Third, this week has reminded us that Trump cannot handle the pressure of special counsel Robert S. Mueller III breathing down his neck, coupled with the prospect of congressional scrutiny. Imagine if Mueller indicts Donald Trump Jr. or proves that Trump aide Roger Stone was plotting with WikiLeaks chief Julian Assange. Think about what Trump will do in the event of a damning Mueller report. It’s not out of the question that he will “lose it” — really lose it — and do something that convinces even Republicans he cannot hold up for a campaign, let alone a second term.
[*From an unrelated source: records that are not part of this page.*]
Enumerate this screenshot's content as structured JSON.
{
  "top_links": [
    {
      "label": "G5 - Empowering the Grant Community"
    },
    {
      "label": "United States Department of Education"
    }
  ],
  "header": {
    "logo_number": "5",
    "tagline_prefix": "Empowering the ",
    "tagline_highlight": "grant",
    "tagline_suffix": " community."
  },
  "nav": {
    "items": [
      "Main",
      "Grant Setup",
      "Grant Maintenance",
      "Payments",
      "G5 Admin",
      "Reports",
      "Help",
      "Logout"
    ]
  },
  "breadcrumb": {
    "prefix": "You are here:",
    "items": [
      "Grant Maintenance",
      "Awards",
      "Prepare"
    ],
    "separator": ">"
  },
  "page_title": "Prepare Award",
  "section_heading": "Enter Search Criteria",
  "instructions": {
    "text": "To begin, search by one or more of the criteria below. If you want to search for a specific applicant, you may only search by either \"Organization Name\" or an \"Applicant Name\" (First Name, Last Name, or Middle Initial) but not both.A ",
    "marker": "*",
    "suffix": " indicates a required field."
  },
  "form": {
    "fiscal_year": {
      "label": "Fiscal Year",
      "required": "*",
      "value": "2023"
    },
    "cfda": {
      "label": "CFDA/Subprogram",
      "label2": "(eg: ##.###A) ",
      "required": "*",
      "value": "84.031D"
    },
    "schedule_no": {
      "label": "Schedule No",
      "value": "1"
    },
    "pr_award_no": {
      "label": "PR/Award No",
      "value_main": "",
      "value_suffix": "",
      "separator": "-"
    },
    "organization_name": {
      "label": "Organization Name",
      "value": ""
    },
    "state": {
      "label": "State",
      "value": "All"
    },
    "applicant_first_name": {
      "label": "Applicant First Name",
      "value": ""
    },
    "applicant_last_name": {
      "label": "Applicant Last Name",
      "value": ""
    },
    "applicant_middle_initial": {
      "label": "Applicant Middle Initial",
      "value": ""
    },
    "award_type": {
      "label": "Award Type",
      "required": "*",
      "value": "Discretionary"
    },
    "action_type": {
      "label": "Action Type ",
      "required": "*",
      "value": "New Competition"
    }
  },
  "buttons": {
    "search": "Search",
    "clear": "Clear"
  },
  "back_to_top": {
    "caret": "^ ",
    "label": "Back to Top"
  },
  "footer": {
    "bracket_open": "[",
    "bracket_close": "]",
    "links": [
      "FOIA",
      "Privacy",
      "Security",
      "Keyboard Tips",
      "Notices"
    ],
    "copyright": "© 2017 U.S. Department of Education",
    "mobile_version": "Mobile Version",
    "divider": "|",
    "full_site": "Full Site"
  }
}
He might try pardoning everyone in sight and/or leave, demanding that Vice President Pence pardon them all. We’ll see what happens, as Trump likes to say.

Fourth, a primary run doesn’t preclude a third-party run by a different candidate, most likely a moderate candidate in the event Trump wins the GOP nomination. Ohio Gov. John Kasich, visiting in New Hampshire, explained the ideal circumstances for such a run. My colleague David Weigel writes, “Kasich was speculating on what it would take to break the two-party system wide open. He imagined a 2020 matchup between Trump and a left-wing Democrat that would create ‘a vast ocean between the parties.’ ” The decision to mount a third-party run could wait until after both parties pick their nominee; but if Trump falters in the primary, nothing would stop Kasich (or anyone else) from entering the race. (For now, Kasich occupies an enviable position. A non-candidate with high name ID can continue to criticize Trump and urge his fellow Republicans to hold Trump accountable for his rhetoric and actions.)

In short, those fearful of a second Trump term should welcome any and all chances to knock him out before the general election. If he, nevertheless, makes it to the general election, either a moderate Democrat or a third-party centrist would likely have the best chance of beating him.

You see, running against Trump in a primary may not be so futile or stupid after all.